[Input for this task Boundary: Start]
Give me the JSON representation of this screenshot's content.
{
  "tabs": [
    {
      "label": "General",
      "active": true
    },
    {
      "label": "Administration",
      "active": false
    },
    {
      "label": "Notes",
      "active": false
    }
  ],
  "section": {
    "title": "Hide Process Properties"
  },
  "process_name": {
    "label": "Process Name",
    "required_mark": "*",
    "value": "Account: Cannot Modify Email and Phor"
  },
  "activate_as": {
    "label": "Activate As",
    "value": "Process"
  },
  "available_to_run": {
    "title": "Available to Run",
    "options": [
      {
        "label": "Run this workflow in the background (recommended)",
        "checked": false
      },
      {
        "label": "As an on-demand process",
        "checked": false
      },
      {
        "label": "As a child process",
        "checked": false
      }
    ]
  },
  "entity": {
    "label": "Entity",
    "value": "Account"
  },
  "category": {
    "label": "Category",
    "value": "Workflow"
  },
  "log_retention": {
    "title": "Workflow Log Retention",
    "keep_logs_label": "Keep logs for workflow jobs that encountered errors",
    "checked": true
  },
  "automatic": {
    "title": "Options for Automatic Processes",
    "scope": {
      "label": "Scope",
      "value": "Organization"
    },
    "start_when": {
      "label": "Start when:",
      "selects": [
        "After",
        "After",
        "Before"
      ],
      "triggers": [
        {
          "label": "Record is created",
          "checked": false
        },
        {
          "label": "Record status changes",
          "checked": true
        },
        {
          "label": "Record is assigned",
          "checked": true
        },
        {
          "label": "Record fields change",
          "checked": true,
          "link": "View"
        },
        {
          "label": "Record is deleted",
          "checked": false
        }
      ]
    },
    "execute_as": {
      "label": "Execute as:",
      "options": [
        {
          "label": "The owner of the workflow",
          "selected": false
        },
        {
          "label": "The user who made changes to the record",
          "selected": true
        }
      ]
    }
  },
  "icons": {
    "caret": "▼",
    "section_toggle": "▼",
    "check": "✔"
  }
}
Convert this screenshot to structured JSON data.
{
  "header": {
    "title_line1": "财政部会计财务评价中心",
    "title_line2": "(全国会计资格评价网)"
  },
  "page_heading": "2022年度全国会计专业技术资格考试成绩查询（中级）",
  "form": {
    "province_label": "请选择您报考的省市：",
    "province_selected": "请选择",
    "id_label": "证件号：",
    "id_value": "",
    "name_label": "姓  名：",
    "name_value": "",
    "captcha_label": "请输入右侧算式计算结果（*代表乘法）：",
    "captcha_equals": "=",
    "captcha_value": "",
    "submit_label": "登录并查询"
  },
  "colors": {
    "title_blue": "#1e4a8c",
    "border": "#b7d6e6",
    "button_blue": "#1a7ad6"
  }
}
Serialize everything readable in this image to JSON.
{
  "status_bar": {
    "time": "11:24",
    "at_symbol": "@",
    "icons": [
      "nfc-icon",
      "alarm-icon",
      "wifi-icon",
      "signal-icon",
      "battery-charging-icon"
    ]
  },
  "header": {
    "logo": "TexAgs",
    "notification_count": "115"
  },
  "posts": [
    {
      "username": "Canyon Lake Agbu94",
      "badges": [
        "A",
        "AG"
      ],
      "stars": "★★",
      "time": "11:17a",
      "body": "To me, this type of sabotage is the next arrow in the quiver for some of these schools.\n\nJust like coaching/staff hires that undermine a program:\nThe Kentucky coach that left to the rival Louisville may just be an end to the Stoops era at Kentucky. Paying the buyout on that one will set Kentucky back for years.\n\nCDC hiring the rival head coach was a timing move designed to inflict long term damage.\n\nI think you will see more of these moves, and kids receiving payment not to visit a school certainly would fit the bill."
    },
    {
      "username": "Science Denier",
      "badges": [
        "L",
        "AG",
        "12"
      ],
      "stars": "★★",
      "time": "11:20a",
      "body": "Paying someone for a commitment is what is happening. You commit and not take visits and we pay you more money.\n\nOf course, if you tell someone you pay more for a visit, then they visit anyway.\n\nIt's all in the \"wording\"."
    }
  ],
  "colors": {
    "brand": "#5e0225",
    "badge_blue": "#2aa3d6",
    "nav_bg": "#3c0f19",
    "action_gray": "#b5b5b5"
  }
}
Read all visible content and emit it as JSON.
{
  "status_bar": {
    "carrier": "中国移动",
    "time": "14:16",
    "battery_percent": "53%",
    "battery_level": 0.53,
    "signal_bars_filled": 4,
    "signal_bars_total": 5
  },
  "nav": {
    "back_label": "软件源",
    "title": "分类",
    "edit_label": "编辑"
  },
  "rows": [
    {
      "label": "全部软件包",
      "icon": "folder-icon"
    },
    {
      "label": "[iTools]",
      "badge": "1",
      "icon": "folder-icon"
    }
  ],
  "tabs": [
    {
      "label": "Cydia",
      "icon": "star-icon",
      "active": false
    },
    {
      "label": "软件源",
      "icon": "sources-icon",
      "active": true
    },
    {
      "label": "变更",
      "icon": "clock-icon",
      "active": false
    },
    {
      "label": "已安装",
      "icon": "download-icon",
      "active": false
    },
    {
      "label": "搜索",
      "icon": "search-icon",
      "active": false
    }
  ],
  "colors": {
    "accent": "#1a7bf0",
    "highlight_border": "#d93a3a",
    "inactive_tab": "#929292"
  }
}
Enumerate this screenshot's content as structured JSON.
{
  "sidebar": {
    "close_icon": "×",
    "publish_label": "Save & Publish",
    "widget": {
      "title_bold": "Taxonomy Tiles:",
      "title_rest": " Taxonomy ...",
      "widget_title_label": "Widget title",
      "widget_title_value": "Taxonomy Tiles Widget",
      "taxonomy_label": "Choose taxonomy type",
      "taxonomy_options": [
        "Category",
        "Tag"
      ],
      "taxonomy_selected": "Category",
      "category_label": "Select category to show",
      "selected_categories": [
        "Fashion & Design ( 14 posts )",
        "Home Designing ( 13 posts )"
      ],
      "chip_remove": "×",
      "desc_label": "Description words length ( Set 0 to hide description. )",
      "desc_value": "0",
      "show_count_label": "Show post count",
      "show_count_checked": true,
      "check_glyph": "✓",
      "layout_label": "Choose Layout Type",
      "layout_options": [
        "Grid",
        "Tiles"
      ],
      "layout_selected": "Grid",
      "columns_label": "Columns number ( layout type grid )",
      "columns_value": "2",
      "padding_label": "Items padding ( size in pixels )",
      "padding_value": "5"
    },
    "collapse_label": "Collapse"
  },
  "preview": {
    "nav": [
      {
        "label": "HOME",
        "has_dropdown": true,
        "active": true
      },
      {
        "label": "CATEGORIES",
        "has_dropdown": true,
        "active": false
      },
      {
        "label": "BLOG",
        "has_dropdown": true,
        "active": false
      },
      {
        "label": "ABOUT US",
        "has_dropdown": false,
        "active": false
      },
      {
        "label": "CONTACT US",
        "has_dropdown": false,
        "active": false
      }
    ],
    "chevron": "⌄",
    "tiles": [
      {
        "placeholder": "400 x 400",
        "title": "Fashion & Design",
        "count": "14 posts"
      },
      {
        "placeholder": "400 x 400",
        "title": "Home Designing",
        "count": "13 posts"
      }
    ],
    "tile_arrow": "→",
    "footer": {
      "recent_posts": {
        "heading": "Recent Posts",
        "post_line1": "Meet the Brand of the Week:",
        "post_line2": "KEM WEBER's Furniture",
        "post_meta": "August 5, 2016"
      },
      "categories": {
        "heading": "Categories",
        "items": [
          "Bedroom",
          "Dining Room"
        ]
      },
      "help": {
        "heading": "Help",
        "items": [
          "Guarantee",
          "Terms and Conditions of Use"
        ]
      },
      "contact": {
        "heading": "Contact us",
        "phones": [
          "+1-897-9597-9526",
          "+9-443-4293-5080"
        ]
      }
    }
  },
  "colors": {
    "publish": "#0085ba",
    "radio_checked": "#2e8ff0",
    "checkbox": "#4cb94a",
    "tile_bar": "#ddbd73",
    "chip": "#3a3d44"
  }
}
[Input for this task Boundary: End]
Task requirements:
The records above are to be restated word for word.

Solution for this problem:
Give me the JSON representation of this screenshot's content.
{
  "tabs": [
    {
      "label": "General",
      "active": true
    },
    {
      "label": "Administration",
      "active": false
    },
    {
      "label": "Notes",
      "active": false
    }
  ],
  "section": {
    "title": "Hide Process Properties"
  },
  "process_name": {
    "label": "Process Name",
    "required_mark": "*",
    "value": "Account: Cannot Modify Email and Phor"
  },
  "activate_as": {
    "label": "Activate As",
    "value": "Process"
  },
  "available_to_run": {
    "title": "Available to Run",
    "options": [
      {
        "label": "Run this workflow in the background (recommended)",
        "checked": false
      },
      {
        "label": "As an on-demand process",
        "checked": false
      },
      {
        "label": "As a child process",
        "checked": false
      }
    ]
  },
  "entity": {
    "label": "Entity",
    "value": "Account"
  },
  "category": {
    "label": "Category",
    "value": "Workflow"
  },
  "log_retention": {
    "title": "Workflow Log Retention",
    "keep_logs_label": "Keep logs for workflow jobs that encountered errors",
    "checked": true
  },
  "automatic": {
    "title": "Options for Automatic Processes",
    "scope": {
      "label": "Scope",
      "value": "Organization"
    },
    "start_when": {
      "label": "Start when:",
      "selects": [
        "After",
        "After",
        "Before"
      ],
      "triggers": [
        {
          "label": "Record is created",
          "checked": false
        },
        {
          "label": "Record status changes",
          "checked": true
        },
        {
          "label": "Record is assigned",
          "checked": true
        },
        {
          "label": "Record fields change",
          "checked": true,
          "link": "View"
        },
        {
          "label": "Record is deleted",
          "checked": false
        }
      ]
    },
    "execute_as": {
      "label": "Execute as:",
      "options": [
        {
          "label": "The owner of the workflow",
          "selected": false
        },
        {
          "label": "The user who made changes to the record",
          "selected": true
        }
      ]
    }
  },
  "icons": {
    "caret": "▼",
    "section_toggle": "▼",
    "check": "✔"
  }
}
Convert this screenshot to structured JSON data.
{
  "header": {
    "title_line1": "财政部会计财务评价中心",
    "title_line2": "(全国会计资格评价网)"
  },
  "page_heading": "2022年度全国会计专业技术资格考试成绩查询（中级）",
  "form": {
    "province_label": "请选择您报考的省市：",
    "province_selected": "请选择",
    "id_label": "证件号：",
    "id_value": "",
    "name_label": "姓  名：",
    "name_value": "",
    "captcha_label": "请输入右侧算式计算结果（*代表乘法）：",
    "captcha_equals": "=",
    "captcha_value": "",
    "submit_label": "登录并查询"
  },
  "colors": {
    "title_blue": "#1e4a8c",
    "border": "#b7d6e6",
    "button_blue": "#1a7ad6"
  }
}
Serialize everything readable in this image to JSON.
{
  "status_bar": {
    "time": "11:24",
    "at_symbol": "@",
    "icons": [
      "nfc-icon",
      "alarm-icon",
      "wifi-icon",
      "signal-icon",
      "battery-charging-icon"
    ]
  },
  "header": {
    "logo": "TexAgs",
    "notification_count": "115"
  },
  "posts": [
    {
      "username": "Canyon Lake Agbu94",
      "badges": [
        "A",
        "AG"
      ],
      "stars": "★★",
      "time": "11:17a",
      "body": "To me, this type of sabotage is the next arrow in the quiver for some of these schools.\n\nJust like coaching/staff hires that undermine a program:\nThe Kentucky coach that left to the rival Louisville may just be an end to the Stoops era at Kentucky. Paying the buyout on that one will set Kentucky back for years.\n\nCDC hiring the rival head coach was a timing move designed to inflict long term damage.\n\nI think you will see more of these moves, and kids receiving payment not to visit a school certainly would fit the bill."
    },
    {
      "username": "Science Denier",
      "badges": [
        "L",
        "AG",
        "12"
      ],
      "stars": "★★",
      "time": "11:20a",
      "body": "Paying someone for a commitment is what is happening. You commit and not take visits and we pay you more money.\n\nOf course, if you tell someone you pay more for a visit, then they visit anyway.\n\nIt's all in the \"wording\"."
    }
  ],
  "colors": {
    "brand": "#5e0225",
    "badge_blue": "#2aa3d6",
    "nav_bg": "#3c0f19",
    "action_gray": "#b5b5b5"
  }
}
Read all visible content and emit it as JSON.
{
  "status_bar": {
    "carrier": "中国移动",
    "time": "14:16",
    "battery_percent": "53%",
    "battery_level": 0.53,
    "signal_bars_filled": 4,
    "signal_bars_total": 5
  },
  "nav": {
    "back_label": "软件源",
    "title": "分类",
    "edit_label": "编辑"
  },
  "rows": [
    {
      "label": "全部软件包",
      "icon": "folder-icon"
    },
    {
      "label": "[iTools]",
      "badge": "1",
      "icon": "folder-icon"
    }
  ],
  "tabs": [
    {
      "label": "Cydia",
      "icon": "star-icon",
      "active": false
    },
    {
      "label": "软件源",
      "icon": "sources-icon",
      "active": true
    },
    {
      "label": "变更",
      "icon": "clock-icon",
      "active": false
    },
    {
      "label": "已安装",
      "icon": "download-icon",
      "active": false
    },
    {
      "label": "搜索",
      "icon": "search-icon",
      "active": false
    }
  ],
  "colors": {
    "accent": "#1a7bf0",
    "highlight_border": "#d93a3a",
    "inactive_tab": "#929292"
  }
}
Enumerate this screenshot's content as structured JSON.
{
  "sidebar": {
    "close_icon": "×",
    "publish_label": "Save & Publish",
    "widget": {
      "title_bold": "Taxonomy Tiles:",
      "title_rest": " Taxonomy ...",
      "widget_title_label": "Widget title",
      "widget_title_value": "Taxonomy Tiles Widget",
      "taxonomy_label": "Choose taxonomy type",
      "taxonomy_options": [
        "Category",
        "Tag"
      ],
      "taxonomy_selected": "Category",
      "category_label": "Select category to show",
      "selected_categories": [
        "Fashion & Design ( 14 posts )",
        "Home Designing ( 13 posts )"
      ],
      "chip_remove": "×",
      "desc_label": "Description words length ( Set 0 to hide description. )",
      "desc_value": "0",
      "show_count_label": "Show post count",
      "show_count_checked": true,
      "check_glyph": "✓",
      "layout_label": "Choose Layout Type",
      "layout_options": [
        "Grid",
        "Tiles"
      ],
      "layout_selected": "Grid",
      "columns_label": "Columns number ( layout type grid )",
      "columns_value": "2",
      "padding_label": "Items padding ( size in pixels )",
      "padding_value": "5"
    },
    "collapse_label": "Collapse"
  },
  "preview": {
    "nav": [
      {
        "label": "HOME",
        "has_dropdown": true,
        "active": true
      },
      {
        "label": "CATEGORIES",
        "has_dropdown": true,
        "active": false
      },
      {
        "label": "BLOG",
        "has_dropdown": true,
        "active": false
      },
      {
        "label": "ABOUT US",
        "has_dropdown": false,
        "active": false
      },
      {
        "label": "CONTACT US",
        "has_dropdown": false,
        "active": false
      }
    ],
    "chevron": "⌄",
    "tiles": [
      {
        "placeholder": "400 x 400",
        "title": "Fashion & Design",
        "count": "14 posts"
      },
      {
        "placeholder": "400 x 400",
        "title": "Home Designing",
        "count": "13 posts"
      }
    ],
    "tile_arrow": "→",
    "footer": {
      "recent_posts": {
        "heading": "Recent Posts",
        "post_line1": "Meet the Brand of the Week:",
        "post_line2": "KEM WEBER's Furniture",
        "post_meta": "August 5, 2016"
      },
      "categories": {
        "heading": "Categories",
        "items": [
          "Bedroom",
          "Dining Room"
        ]
      },
      "help": {
        "heading": "Help",
        "items": [
          "Guarantee",
          "Terms and Conditions of Use"
        ]
      },
      "contact": {
        "heading": "Contact us",
        "phones": [
          "+1-897-9597-9526",
          "+9-443-4293-5080"
        ]
      }
    }
  },
  "colors": {
    "publish": "#0085ba",
    "radio_checked": "#2e8ff0",
    "checkbox": "#4cb94a",
    "tile_bar": "#ddbd73",
    "chip": "#3a3d44"
  }
}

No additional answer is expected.